For all its talk about protecting women and girls, the Christian Patriarchy Movement seems more invested in subjugating and blaming them. In a 2012 commentary at Religion Dispatches, Julie Ingersoll pointed out the sad state of affairs for women in the Christian Patriarchy and Quiverfull movements.
"In biblical patriarchy, the refrain of "women and children first" hides an agenda whereby the women are "first" only insofar as they keep their place which is subordinate to men ... tragically, a biblical woman is also "first" to take the blame for marital problems, "first" to be excommunicated as part of church discipline, "first" to serve her father and then her husband in his vision for dominion."This needs to stop. No more scapegoating. No more misogyny. No more narcissistic men who want all of the power but none of the responsibility when things go wrong. It's time for people to reject the Christian Patriarchy Movement, allow women to be adults, and expect men to behave like adults.
It simply defies my brain to understand these people. The men...well that's kinda obvious...but why do women willingly go along with this? I cannot get it. Whatever goes wrong, it's such a convenient thing to blame the woman. sigh....sometimes I think we are still close to being in caves.ReplyDelete
Sherry -- Some of those women have probably internalized all the misogyny. Others may disagree with the scapegoating, but are trapped in the CPM culture with few ways out.Delete
There are incentives for women: mainly promises of perfect marital/family bliss and the glorification of motherhood and homemaking. If you just follow the supposed biblical roles, you are supposed to receive the supposed biblical promises of devoted husband, obedient children and your rightful place as the honored, cherished heart of the home. The small print is that if you don't experience these rewards, it's because you're somehow not doing it right. Thus the movement can take away the promised fulfillment with the left hand of judgment, while continuing to offer it with the right hand of fellowship.Delete
Kristen -- Welcome! Thank you for the insights into why some women find the CPM appealing. It can be baffling to an outsider, but it helps to understand what the movement promises women and why they stay.Delete
Part of the Patriarchal teaching is that you must shelter your children. I had noticed many years ago when listening to one of these speakers discussing this very topic, that they NEVER talked about how/when to stop sheltering and start letting your children go (releasing them to grow up and leave home). Now I find out it's mom fault - that we wanted the "sheltered life to continue far into life as adults". This is CRAZY! I am so glad that we are not involved in this movement! I don't know how women put up with this insanity.ReplyDelete

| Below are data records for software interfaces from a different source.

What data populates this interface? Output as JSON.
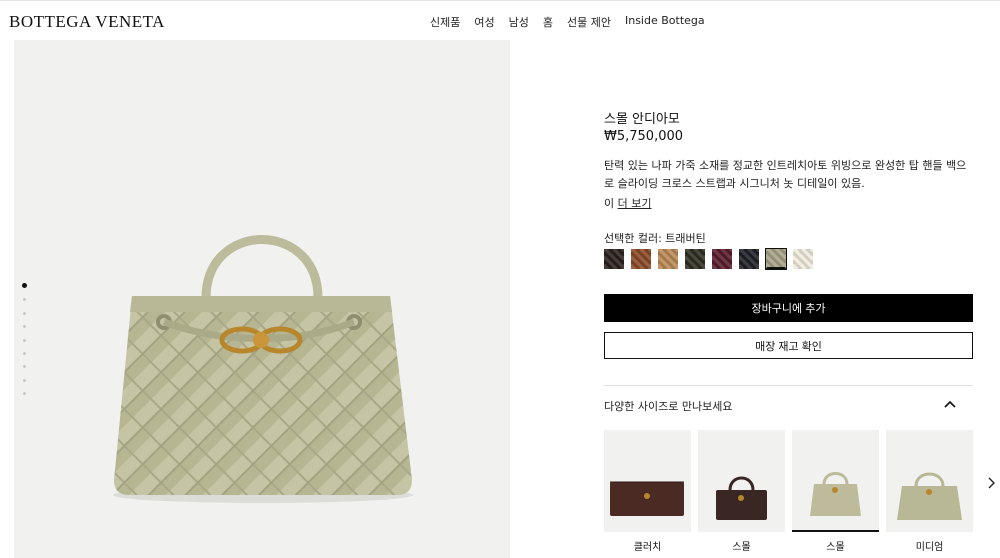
{
  "header": {
    "logo": "BOTTEGA VENETA",
    "nav": [
      "신제품",
      "여성",
      "남성",
      "홈",
      "선물 제안",
      "Inside Bottega"
    ]
  },
  "gallery": {
    "image_count": 9,
    "active_index": 0,
    "bag_color": "#c7c6a7"
  },
  "product": {
    "title": "스몰 안디아모",
    "price": "₩5,750,000",
    "description": "탄력 있는 나파 가죽 소재를 정교한 인트레치아토 위빙으로 완성한 탑 핸들 백으로 슬라이딩 크로스 스트랩과 시그니처 놋 디테일이 있음.",
    "more_prefix": "이",
    "more_link": "더 보기",
    "color_label": "선택한 컬러: 트래버틴",
    "swatches": [
      {
        "name": "black-brown",
        "color": "#2a211c"
      },
      {
        "name": "brown",
        "color": "#8a4a26"
      },
      {
        "name": "caramel",
        "color": "#b98a57"
      },
      {
        "name": "dark-olive",
        "color": "#2f2f22"
      },
      {
        "name": "burgundy",
        "color": "#5a1b2b"
      },
      {
        "name": "navy-black",
        "color": "#1f2128"
      },
      {
        "name": "travertine",
        "color": "#a7a286",
        "selected": true
      },
      {
        "name": "cream",
        "color": "#efebdc"
      }
    ],
    "add_to_cart": "장바구니에 추가",
    "check_store": "매장 재고 확인"
  },
  "sizes": {
    "title": "다양한 사이즈로 만나보세요",
    "items": [
      {
        "label": "클러치",
        "color": "#4a2a22",
        "shape": "clutch"
      },
      {
        "label": "스몰",
        "color": "#3a2622",
        "shape": "east-west"
      },
      {
        "label": "스몰",
        "color": "#bdbb9c",
        "shape": "small",
        "selected": true
      },
      {
        "label": "미디엄",
        "color": "#b8b796",
        "shape": "medium"
      }
    ]
  }
}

Clearviewfarms -- Thanks for stopping by! I agree that the CPM doesn't send clear messages about when and how to stop sheltering young people.Delete